Why do I need dental x-rays?

When dentists perform a dental check-up, they are limited to what they can see in your mouth – they can only see the part of the tooth that sits above the gumline. Even then, dentists cannot see clearly between teeth where they touch. So just like other x-rays ordered by medical doctors to check for things like broken bones, dentists use dental x-rays to help see the parts of your teeth that sit below the gums and the surrounding bone.

What problems can dental x-rays show?
Dentists may take different types of x-rays depending upon what structures they are trying to view. Larger x-rays often provide a broader overview and are often taken outside the mouth. Smaller x-rays (where the x-ray film is placed inside the mouth) are used to show a smaller area in more detail, such as the area between two teeth.

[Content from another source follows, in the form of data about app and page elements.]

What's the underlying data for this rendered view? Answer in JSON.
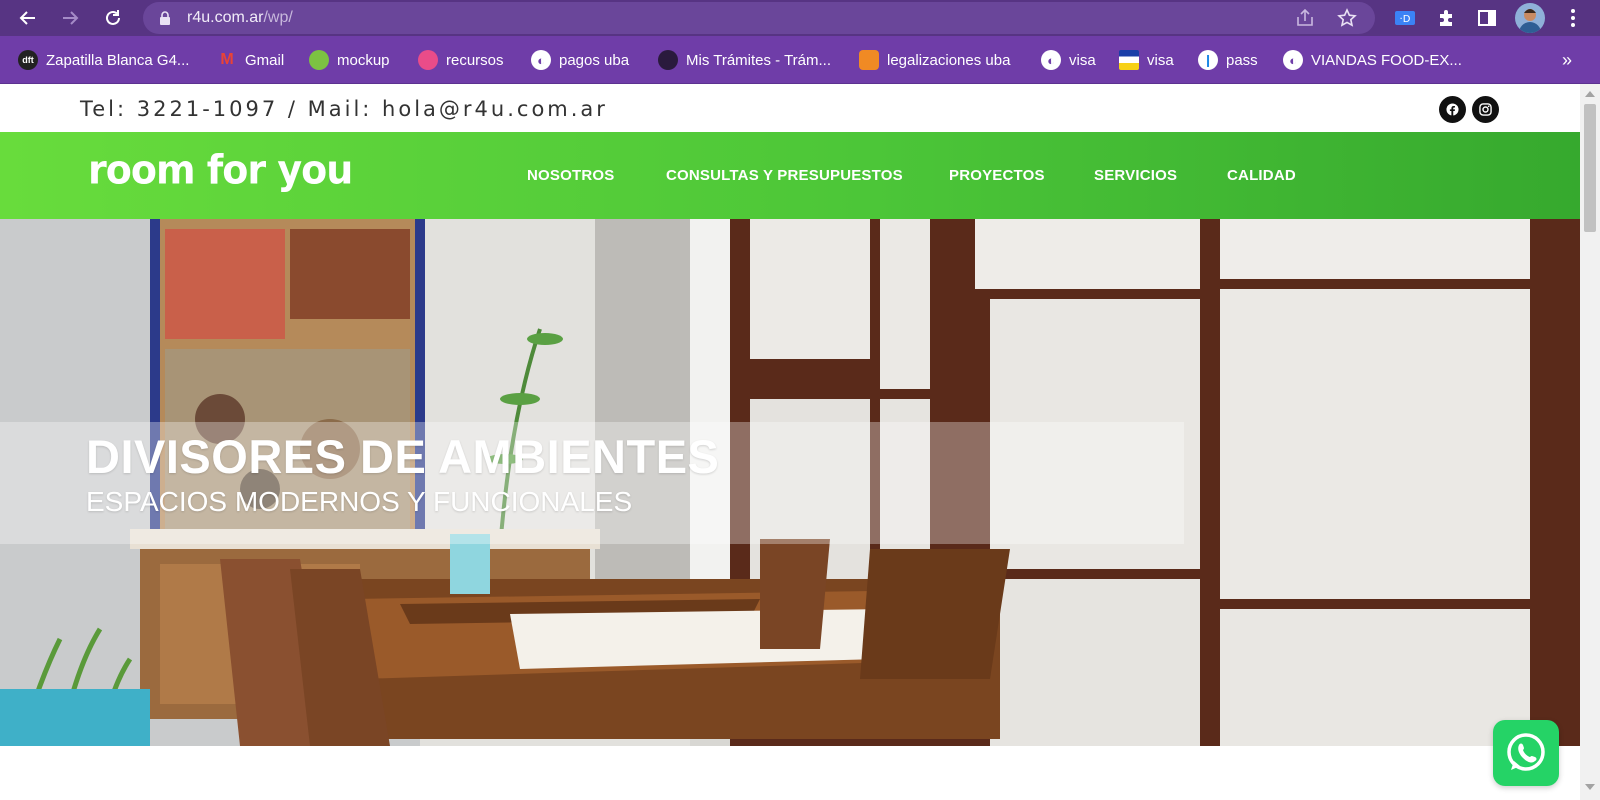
{
  "browser": {
    "url_host": "r4u.com.ar",
    "url_path": "/wp/",
    "bookmarks": [
      {
        "label": "Zapatilla Blanca G4...",
        "icon": "dft-icon",
        "color": "#222222",
        "glyph": "dft"
      },
      {
        "label": "Gmail",
        "icon": "gmail-icon",
        "color": "#ea4335",
        "glyph": "M"
      },
      {
        "label": "mockup",
        "icon": "mockup-icon",
        "color": "#7cc242",
        "glyph": "◉"
      },
      {
        "label": "recursos",
        "icon": "dribbble-icon",
        "color": "#ea4c89",
        "glyph": "◍"
      },
      {
        "label": "pagos uba",
        "icon": "globe-icon",
        "color": "#ffffff",
        "glyph": "◐"
      },
      {
        "label": "Mis Trámites - Trám...",
        "icon": "tramites-icon",
        "color": "#2a1a3d",
        "glyph": "◈"
      },
      {
        "label": "legalizaciones uba",
        "icon": "legalizaciones-icon",
        "color": "#f08a24",
        "glyph": "◎"
      },
      {
        "label": "visa",
        "icon": "globe-icon",
        "color": "#ffffff",
        "glyph": "◐"
      },
      {
        "label": "visa",
        "icon": "flag-icon",
        "color": "#f7d117",
        "glyph": ""
      },
      {
        "label": "pass",
        "icon": "pass-icon",
        "color": "#1e88e5",
        "glyph": "❙"
      },
      {
        "label": "VIANDAS FOOD-EX...",
        "icon": "globe-icon",
        "color": "#ffffff",
        "glyph": "◐"
      }
    ],
    "more": "»"
  },
  "site": {
    "contact": "Tel:  3221-1097  /  Mail:  hola@r4u.com.ar",
    "logo": "room for you",
    "nav": [
      "NOSOTROS",
      "CONSULTAS Y PRESUPUESTOS",
      "PROYECTOS",
      "SERVICIOS",
      "CALIDAD"
    ],
    "hero_title": "DIVISORES DE AMBIENTES",
    "hero_subtitle": "ESPACIOS MODERNOS Y FUNCIONALES"
  },
  "colors": {
    "browser_toolbar": "#573483",
    "bookmarks_bar": "#6f3da8",
    "nav_green": "#4cc638",
    "whatsapp_green": "#25d366"
  }
}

Conditions which may show up on x-rays include (but are not limited to);
• Tooth decay, including the presence of decay between your teeth and/or underneath fillings
• Tooth abscesses
• Bone loss associated with Peridontal (gum) disease
• Cysts, or areas of chronic infection which can be associated with unerrupted teeth, or teeth which have suffered some sort of trauma
• Developing teeth – whether they are present and whether they appear as expected in the correct location
• The presence of extra teeth or alternatively the absence of teeth
• The presence of wisdom teeth and their position
• Traumatic injuries such as tooth and/or bone fractures
• The presence of any growths
• Inflammation of sinuses (on larger x-rays)

When should I get x-rays?
Your dentist will help you decide how often you should have dental x-rays as everyone’s needs are different. Dentists may suggest that you undergo a series of x-rays when they have not seen you before as a patient, so that they can complete a comprehensive examination and advise you of your overall dental status. Dentists may also require patients to have dental x-rays in order to either plan dental treatment, monitor treatment outcomes or to assist with treatment procedures.

Dentists might recommend dental x-rays depending on:
• Whether the dentist has seen the patient before
• A patient’s age
• A patient’s dental history
• The presence of symptoms requiring investigation
• The number of teeth present
• The visible condition of the patients teeth and gums
• The treatment being proposed and/or provided at the time
• The extent of disease and the need to monitor treatment outcomes